Offering is when the dog comes up with options rather than you directing the dog what to do. I use this method for training most things because when the dog comes up with ideas, the dog is more aware of what she’s doing. When a dog follows a treat or a prompt, they are not as focused on the behavior you’re creating, but rather they’re focused on the treat or your gestures. It is helpful to have the dog actively playing a role because then it’s not all up to you, the dog is a participant and, as he learns a behavior, the dog is responsible for his part of the work.
If your dog is demonstrating any concern, the last thing you want to do is try to lure or pressure them into/onto something. We want your dog to trust you and gain confidence. Pressuring your dog to do something can be damaging to your relationship. Instead, be patient and get your dog interested in trying stuff to win the treat from you.
You and your dog will need to practice learning this way. It is a skill in and of itself. It’s such a useful skill, that, I find, once a dog knows how to offer behavior (also called shaping or operant conditioning), it gets easier and easier to teach your dog tricks. It’s almost like your dog gets easier to train with every trick. Once you’re fluent in this skill, you’ll teach your dog something new in unbelievably short amounts of time.
So, please get some experience with this learning/teaching style. Some things to remember when shaping:
- It’s a set up. You want the dog to figuratively “walk right into it”. So, if you’re trying to train to interact with a box, you’ll get the dog ready for training (grab your treats, alert your dog that the game is on), and then set the box down in the middle of the room. Since the box is novel, you’re guaranteed some interaction as soon as the box hits the floor.
- Be ready the second the dog jumps in. If you are still messing around with your treat pouch or whatever, dogs often offer behavior as soon as they enter the area (or the item is set down). If you miss that chance because you were looking at, say, your treat bag, your dog will leave the novel item and come look at you and your treat pouch and the training will stall out.
- Avoid stalling out. If a dog gets stuck in a sit or a down (obviously, when training something other than sit/down), develop a soft dialogue to communicate, “That’s not it…try something else.” The other thing you can do is take a step to your left or right (most green dogs will get up and follow).
- You don’t want too much time to go by without the dog succeeding. Shaping can be VERY frustrating and you want to make things easier or break off the training.
- Some thinking (on the dog’s part) is beneficial stress. Too much thinking is usually not productive. Find that point where the dog is making an effort, but stay away from a demotivating level of concentration.
- Don’t talk too much. Depending on the dog, talking can encourage, but, at the wrong time, can totally distract the dog from the task. For the most part, try to be quiet except for when the dog is getting close to the right answer or has earned a click/mark. It’s like that game “hot/cold” we played as kids. Make it so that when the dog is correct, you come alive, and when the dog is getting “cold/colder”, you are neutral.

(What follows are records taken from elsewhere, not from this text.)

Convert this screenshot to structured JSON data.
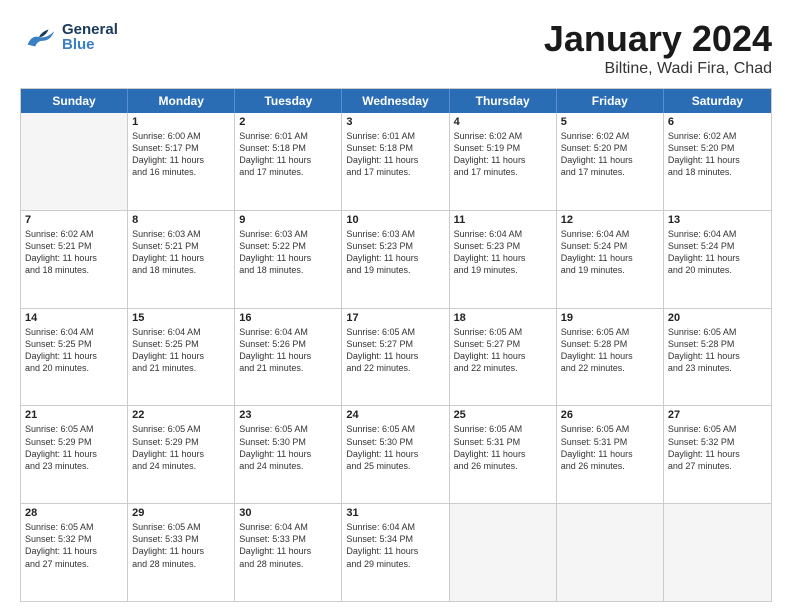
{
  "header": {
    "logo_general": "General",
    "logo_blue": "Blue",
    "title": "January 2024",
    "location": "Biltine, Wadi Fira, Chad"
  },
  "weekdays": [
    "Sunday",
    "Monday",
    "Tuesday",
    "Wednesday",
    "Thursday",
    "Friday",
    "Saturday"
  ],
  "weeks": [
    [
      {
        "day": "",
        "info": ""
      },
      {
        "day": "1",
        "info": "Sunrise: 6:00 AM\nSunset: 5:17 PM\nDaylight: 11 hours\nand 16 minutes."
      },
      {
        "day": "2",
        "info": "Sunrise: 6:01 AM\nSunset: 5:18 PM\nDaylight: 11 hours\nand 17 minutes."
      },
      {
        "day": "3",
        "info": "Sunrise: 6:01 AM\nSunset: 5:18 PM\nDaylight: 11 hours\nand 17 minutes."
      },
      {
        "day": "4",
        "info": "Sunrise: 6:02 AM\nSunset: 5:19 PM\nDaylight: 11 hours\nand 17 minutes."
      },
      {
        "day": "5",
        "info": "Sunrise: 6:02 AM\nSunset: 5:20 PM\nDaylight: 11 hours\nand 17 minutes."
      },
      {
        "day": "6",
        "info": "Sunrise: 6:02 AM\nSunset: 5:20 PM\nDaylight: 11 hours\nand 18 minutes."
      }
    ],
    [
      {
        "day": "7",
        "info": "Sunrise: 6:02 AM\nSunset: 5:21 PM\nDaylight: 11 hours\nand 18 minutes."
      },
      {
        "day": "8",
        "info": "Sunrise: 6:03 AM\nSunset: 5:21 PM\nDaylight: 11 hours\nand 18 minutes."
      },
      {
        "day": "9",
        "info": "Sunrise: 6:03 AM\nSunset: 5:22 PM\nDaylight: 11 hours\nand 18 minutes."
      },
      {
        "day": "10",
        "info": "Sunrise: 6:03 AM\nSunset: 5:23 PM\nDaylight: 11 hours\nand 19 minutes."
      },
      {
        "day": "11",
        "info": "Sunrise: 6:04 AM\nSunset: 5:23 PM\nDaylight: 11 hours\nand 19 minutes."
      },
      {
        "day": "12",
        "info": "Sunrise: 6:04 AM\nSunset: 5:24 PM\nDaylight: 11 hours\nand 19 minutes."
      },
      {
        "day": "13",
        "info": "Sunrise: 6:04 AM\nSunset: 5:24 PM\nDaylight: 11 hours\nand 20 minutes."
      }
    ],
    [
      {
        "day": "14",
        "info": "Sunrise: 6:04 AM\nSunset: 5:25 PM\nDaylight: 11 hours\nand 20 minutes."
      },
      {
        "day": "15",
        "info": "Sunrise: 6:04 AM\nSunset: 5:25 PM\nDaylight: 11 hours\nand 21 minutes."
      },
      {
        "day": "16",
        "info": "Sunrise: 6:04 AM\nSunset: 5:26 PM\nDaylight: 11 hours\nand 21 minutes."
      },
      {
        "day": "17",
        "info": "Sunrise: 6:05 AM\nSunset: 5:27 PM\nDaylight: 11 hours\nand 22 minutes."
      },
      {
        "day": "18",
        "info": "Sunrise: 6:05 AM\nSunset: 5:27 PM\nDaylight: 11 hours\nand 22 minutes."
      },
      {
        "day": "19",
        "info": "Sunrise: 6:05 AM\nSunset: 5:28 PM\nDaylight: 11 hours\nand 22 minutes."
      },
      {
        "day": "20",
        "info": "Sunrise: 6:05 AM\nSunset: 5:28 PM\nDaylight: 11 hours\nand 23 minutes."
      }
    ],
    [
      {
        "day": "21",
        "info": "Sunrise: 6:05 AM\nSunset: 5:29 PM\nDaylight: 11 hours\nand 23 minutes."
      },
      {
        "day": "22",
        "info": "Sunrise: 6:05 AM\nSunset: 5:29 PM\nDaylight: 11 hours\nand 24 minutes."
      },
      {
        "day": "23",
        "info": "Sunrise: 6:05 AM\nSunset: 5:30 PM\nDaylight: 11 hours\nand 24 minutes."
      },
      {
        "day": "24",
        "info": "Sunrise: 6:05 AM\nSunset: 5:30 PM\nDaylight: 11 hours\nand 25 minutes."
      },
      {
        "day": "25",
        "info": "Sunrise: 6:05 AM\nSunset: 5:31 PM\nDaylight: 11 hours\nand 26 minutes."
      },
      {
        "day": "26",
        "info": "Sunrise: 6:05 AM\nSunset: 5:31 PM\nDaylight: 11 hours\nand 26 minutes."
      },
      {
        "day": "27",
        "info": "Sunrise: 6:05 AM\nSunset: 5:32 PM\nDaylight: 11 hours\nand 27 minutes."
      }
    ],
    [
      {
        "day": "28",
        "info": "Sunrise: 6:05 AM\nSunset: 5:32 PM\nDaylight: 11 hours\nand 27 minutes."
      },
      {
        "day": "29",
        "info": "Sunrise: 6:05 AM\nSunset: 5:33 PM\nDaylight: 11 hours\nand 28 minutes."
      },
      {
        "day": "30",
        "info": "Sunrise: 6:04 AM\nSunset: 5:33 PM\nDaylight: 11 hours\nand 28 minutes."
      },
      {
        "day": "31",
        "info": "Sunrise: 6:04 AM\nSunset: 5:34 PM\nDaylight: 11 hours\nand 29 minutes."
      },
      {
        "day": "",
        "info": ""
      },
      {
        "day": "",
        "info": ""
      },
      {
        "day": "",
        "info": ""
      }
    ]
  ]
}
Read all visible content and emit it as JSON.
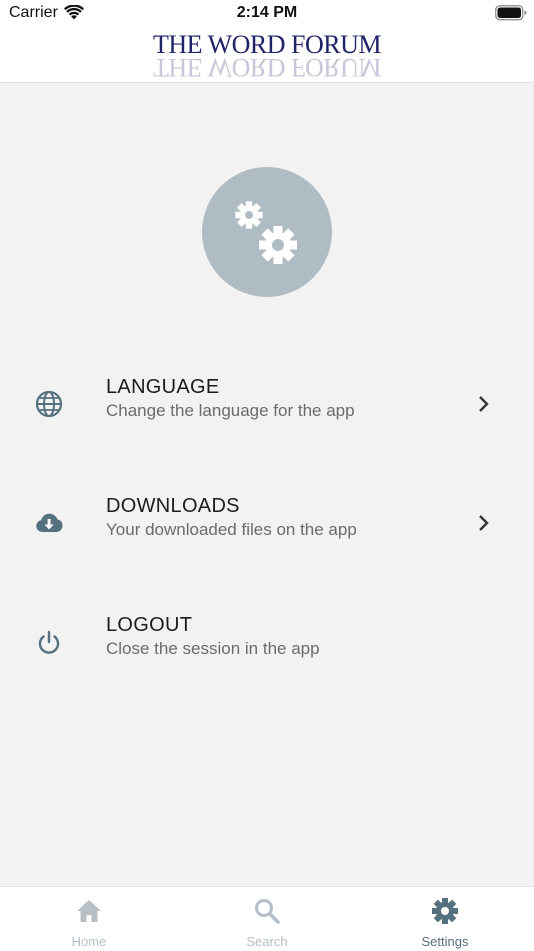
{
  "status_bar": {
    "carrier": "Carrier",
    "time": "2:14 PM"
  },
  "header": {
    "logo_text": "THE WORD FORUM",
    "logo_color": "#1f2469"
  },
  "hero": {
    "icon": "gears-icon",
    "circle_color": "#b0bcc3"
  },
  "menu": {
    "items": [
      {
        "icon": "globe-icon",
        "title": "LANGUAGE",
        "subtitle": "Change the language for the app",
        "has_chevron": true
      },
      {
        "icon": "cloud-download-icon",
        "title": "DOWNLOADS",
        "subtitle": "Your downloaded files on the app",
        "has_chevron": true
      },
      {
        "icon": "power-icon",
        "title": "LOGOUT",
        "subtitle": "Close the session in the app",
        "has_chevron": false
      }
    ]
  },
  "tab_bar": {
    "tabs": [
      {
        "icon": "home-icon",
        "label": "Home",
        "active": false
      },
      {
        "icon": "search-icon",
        "label": "Search",
        "active": false
      },
      {
        "icon": "gear-icon",
        "label": "Settings",
        "active": true
      }
    ],
    "active_color": "#55707e",
    "inactive_color": "#b7bfc6"
  },
  "colors": {
    "icon_color": "#55707e",
    "background": "#f2f2f2"
  }
}
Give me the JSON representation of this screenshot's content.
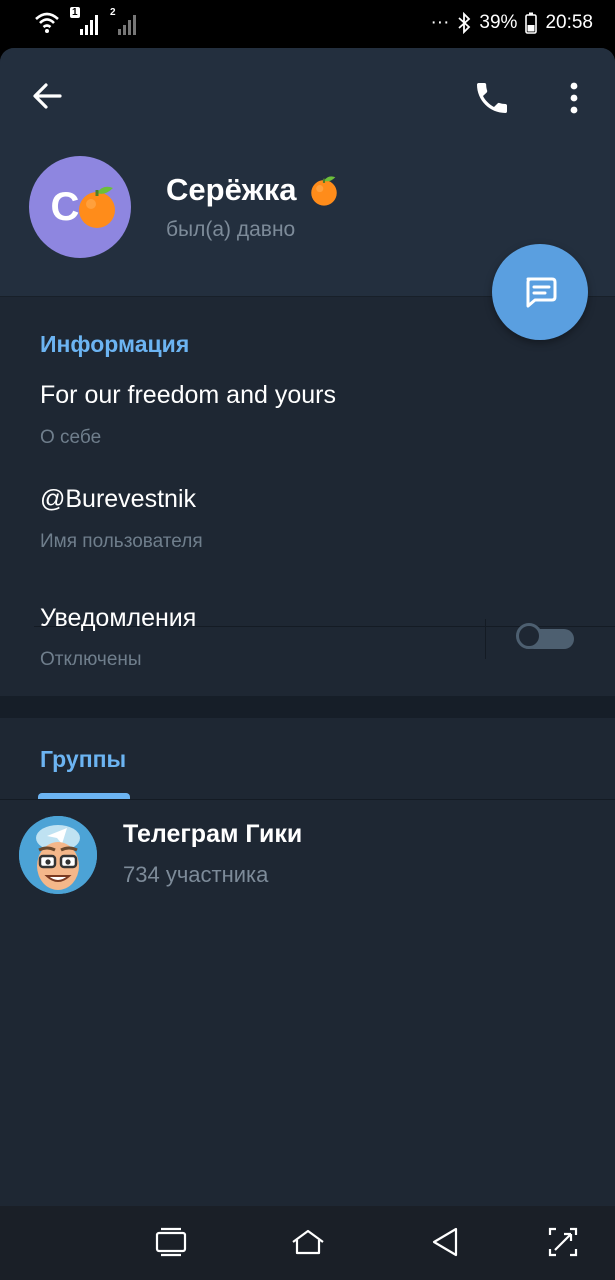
{
  "status_bar": {
    "sim1": "1",
    "sim2": "2",
    "dots": "···",
    "battery": "39%",
    "time": "20:58"
  },
  "profile": {
    "initial": "C",
    "name": "Серёжка",
    "last_seen": "был(а) давно"
  },
  "info": {
    "title": "Информация",
    "bio": "For our freedom and yours",
    "bio_label": "О себе",
    "username": "@Burevestnik",
    "username_label": "Имя пользователя",
    "notifications": "Уведомления",
    "notifications_state": "Отключены",
    "notifications_enabled": false
  },
  "groups_tab": {
    "label": "Группы",
    "items": [
      {
        "name": "Телеграм Гики",
        "members": "734 участника"
      }
    ]
  },
  "colors": {
    "accent": "#6cb4f2",
    "fab": "#5a9fe0",
    "avatar": "#8e86e0",
    "background": "#1e2733"
  }
}
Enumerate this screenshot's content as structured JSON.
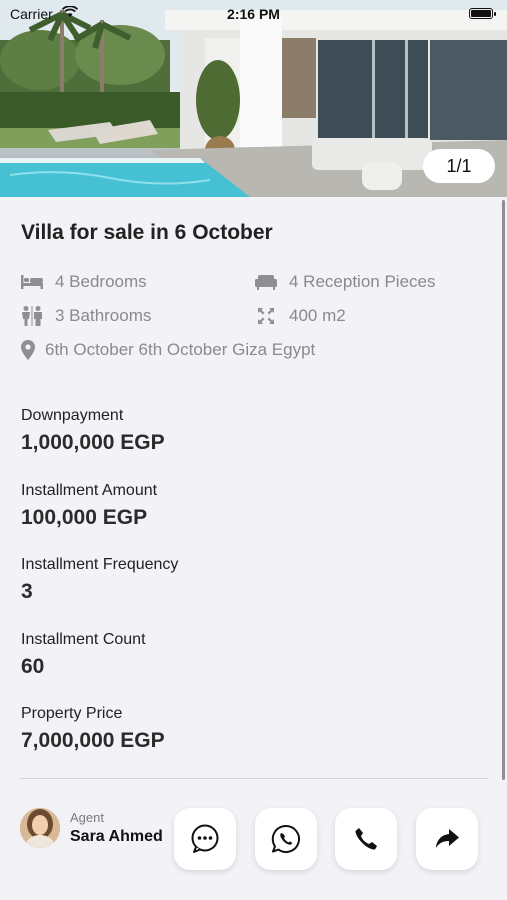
{
  "status_bar": {
    "carrier": "Carrier",
    "time": "2:16 PM"
  },
  "gallery": {
    "counter": "1/1"
  },
  "listing": {
    "title": "Villa for sale in 6 October",
    "bedrooms": "4 Bedrooms",
    "reception": "4 Reception Pieces",
    "bathrooms": "3 Bathrooms",
    "area": "400 m2",
    "location": "6th October 6th October Giza Egypt"
  },
  "details": [
    {
      "label": "Downpayment",
      "value": "1,000,000 EGP"
    },
    {
      "label": "Installment Amount",
      "value": "100,000 EGP"
    },
    {
      "label": "Installment Frequency",
      "value": "3"
    },
    {
      "label": "Installment Count",
      "value": "60"
    },
    {
      "label": "Property Price",
      "value": "7,000,000 EGP"
    }
  ],
  "agent": {
    "label": "Agent",
    "name": "Sara Ahmed"
  },
  "icons": {
    "bed": "bed-icon",
    "sofa": "sofa-icon",
    "bath": "bathroom-icon",
    "area": "expand-icon",
    "location": "map-pin-icon",
    "chat": "chat-bubble-icon",
    "whatsapp": "whatsapp-icon",
    "phone": "phone-icon",
    "share": "share-arrow-icon"
  },
  "colors": {
    "background": "#f2f2f7",
    "muted": "#8e8e93",
    "text": "#222222"
  }
}
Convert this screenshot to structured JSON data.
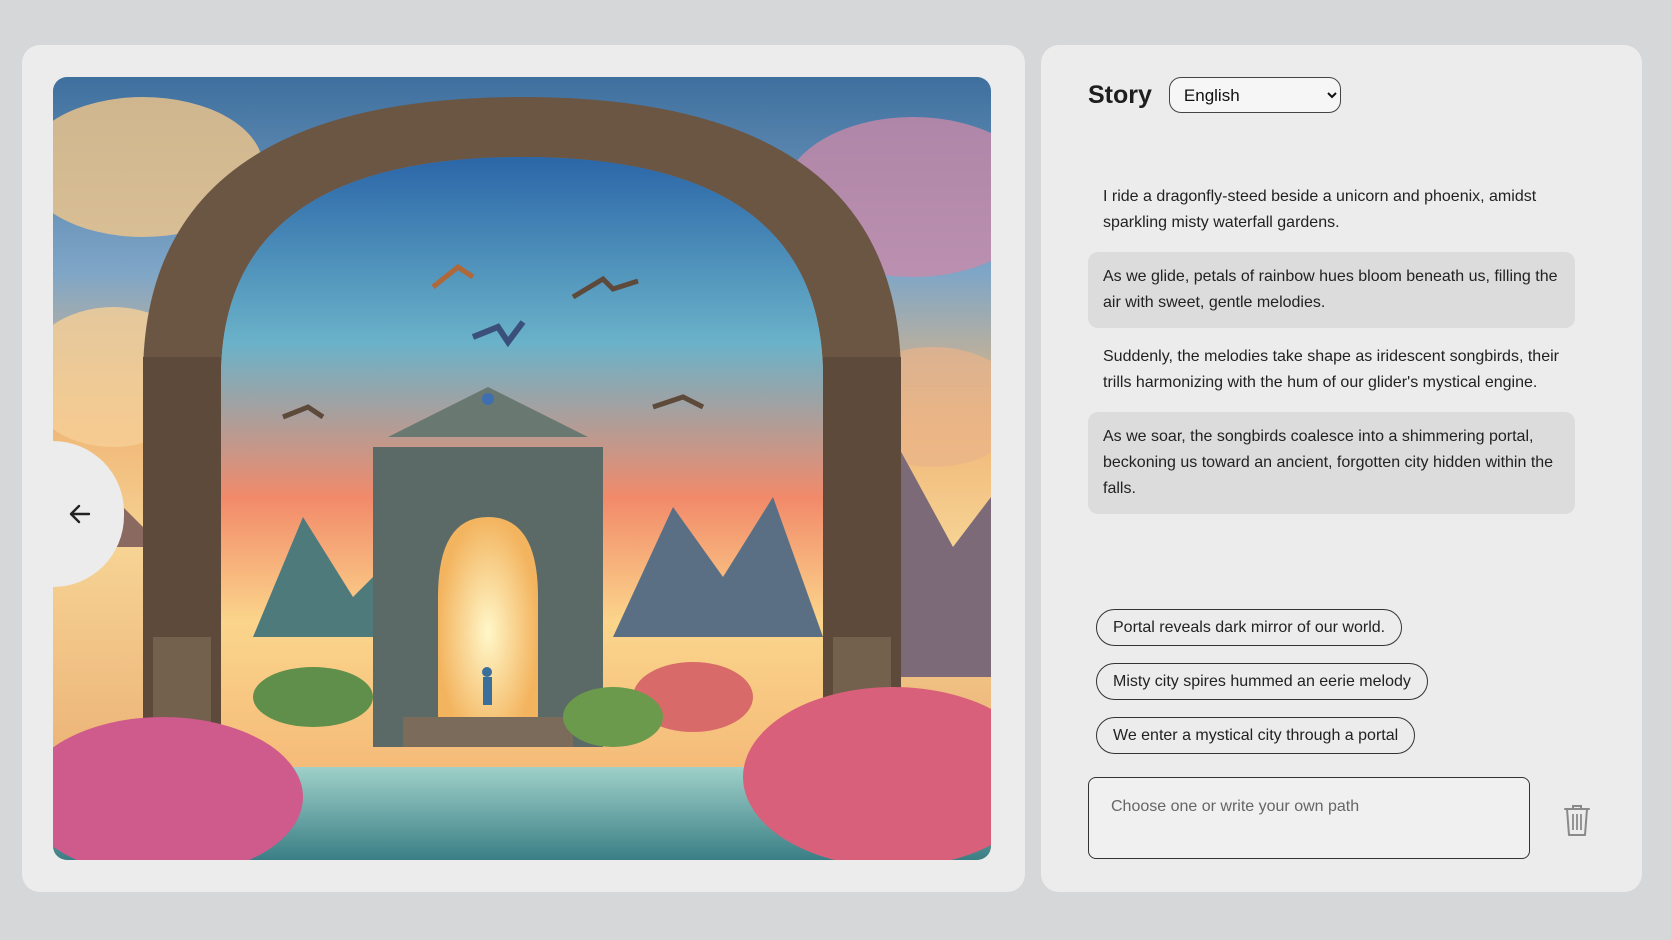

- CONNECTION, connection, connection. If you don’t have “engagement” and your dog isn’t with you, forget about the task at hand and prioritize building up that connection.
- Keep it short!! I bet everything I own that your training sessions last too long. Especially when dogs are new to this, you should keep it like 2 minutes long (2 minutes flies by, by the way). It’s better to train for a couple minutes, break it off (either with a toy/play reward and enjoying the play for a time or take a break where you dismiss the dog for a couple minutes), and then start back up for another 2 minutes, for 3 reps a session. If you have more than one dog, you can alternate, giving the dogs a break while the other is working. You’ll make more progress in little bite-sized chunks and the dog will have a better attitude.
- Leftovers in your pocket and a dog that needs to be taken by the collar away from the task is ideal. You want your dog straining to get back to work.
- “Relief” is a reward in and of itself. If your dog is concentrating hard, ending the task is a reward.
- You will want to keep going because it’s rewarding to you to see the dog improving. You will be able to extend the session and keep advancing the behavior you’re training. Beware, though, it starts to get sloppy and the dog starts to think too hard. And, in my experience, a dog thinking too hard is not a good thing (for you or the dog).
- Don’t be greedy (see above).
- Slice the behavior down finer if the dog isn’t successful (for example, a glance to start rather than actually touching a paw to a prop).
- Incrementally make it harder when the dog is ready. Don’t stay at a super easy level (like a glance) once the dog clearly knows that the prop is “hot” (that you want the dog to do something with the prop).
- Consider placement of reward. Can you reward the dog somewhere that will set the dog up for the next attempt? For example, if you are training to hop onto a board, reward the dog away instead of on the board.
- Don’t be so focused on your goals that you neglect to realize the dog has come up with a better way/idea/trick. Be flexible. That said, stop and consider deviations from your plan. You do have to be consistent or the dog will get confused, stressed, and nobody will be happy.
- Enjoy your dog’s creativity. Laugh! Have fun with this! The coolest thing about this style of training is it brings out the dog’s personality.